Norton, who was acquired by the Braves on Monday for a player to be named later or cash considerations, said his sole goal this season was to have his young kids -- Jacen, 2, Ciana, 1 -- see their father play in the big leagues.
"I'm happy these guys picked me up, and hopefully, my kids can come check out Turner Field," Norton said.
If they do travel from their home in Colorado, they'll see Norton in many late-game situations. He will likely become the Braves' primary pinch-hit option, and he can play both corner infield positions.
The Mariners no longer found a need for Norton, because they had a solid designated hitter in Jose Vidro, and they wanted to add a pinch-runner and defensive replacement from Triple-A Tacoma. In six games with the Mariners this season, Norton went 7-for-16 with four RBIs.
The Braves showed interest in the switch-hitting 35-year-old during Spring Training, but when it became clear that the Mariners wouldn't trade him, the Braves opted for Scott Spiezio.
Norton last played against Oakland on April 27, when he went 1-for-4. In the previous game against the A's, he went 3-for-4 with three RBIs.
"I wasn't upset," said Norton, a career .253 hitter. "Seattle gave me a shot to show that I was healthy again."
Norton needed surgery last spring to repair a torn meniscus in his right knee. He also underwent surgery after the season to repair a balky left elbow. Norton said he feels great now, and he's looking forward to contributing off the bench.
It's a role Norton said that he is comfortable with, having done so with Colorado from 2001-03. He played no fewer than 113 games in each of his three seasons with the Rockies, but his playing time has significantly decreased since then.
In arguably his best season with the Rays in 2006, Norton hit .296 with 17 home runs.
When the Rays didn't pick up his option, Norton signed with the Mariners this offseason, and he started the year with Tacoma.
Norton does have a propensity to strike out during his career, recording 544 in 2,163 career at-bats.

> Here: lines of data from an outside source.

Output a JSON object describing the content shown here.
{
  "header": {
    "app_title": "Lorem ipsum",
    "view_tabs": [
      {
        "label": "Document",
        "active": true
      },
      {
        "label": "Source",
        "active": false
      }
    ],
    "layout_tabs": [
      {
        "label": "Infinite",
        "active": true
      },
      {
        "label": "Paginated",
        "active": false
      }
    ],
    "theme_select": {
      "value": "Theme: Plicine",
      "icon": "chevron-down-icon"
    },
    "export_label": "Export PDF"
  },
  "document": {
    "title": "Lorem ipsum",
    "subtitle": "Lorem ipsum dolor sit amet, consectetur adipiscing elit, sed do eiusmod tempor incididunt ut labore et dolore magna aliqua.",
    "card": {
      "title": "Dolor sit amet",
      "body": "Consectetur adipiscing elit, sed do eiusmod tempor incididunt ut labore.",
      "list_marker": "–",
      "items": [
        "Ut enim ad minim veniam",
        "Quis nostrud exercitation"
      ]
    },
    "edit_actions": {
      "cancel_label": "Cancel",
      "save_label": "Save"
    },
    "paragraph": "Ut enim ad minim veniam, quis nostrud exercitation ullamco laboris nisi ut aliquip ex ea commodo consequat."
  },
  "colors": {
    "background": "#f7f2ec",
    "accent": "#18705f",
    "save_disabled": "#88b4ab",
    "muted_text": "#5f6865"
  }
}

"It's getting that routine down, getting used to doing it again," Norton said. "I have prepared myself being that pinch-hitter late in the game. It's not going to be a foreign thing to me."
Ryan Lavner is an associate reporter for MLB.com. This story was not subject to the approval of Major League Baseball or its clubs.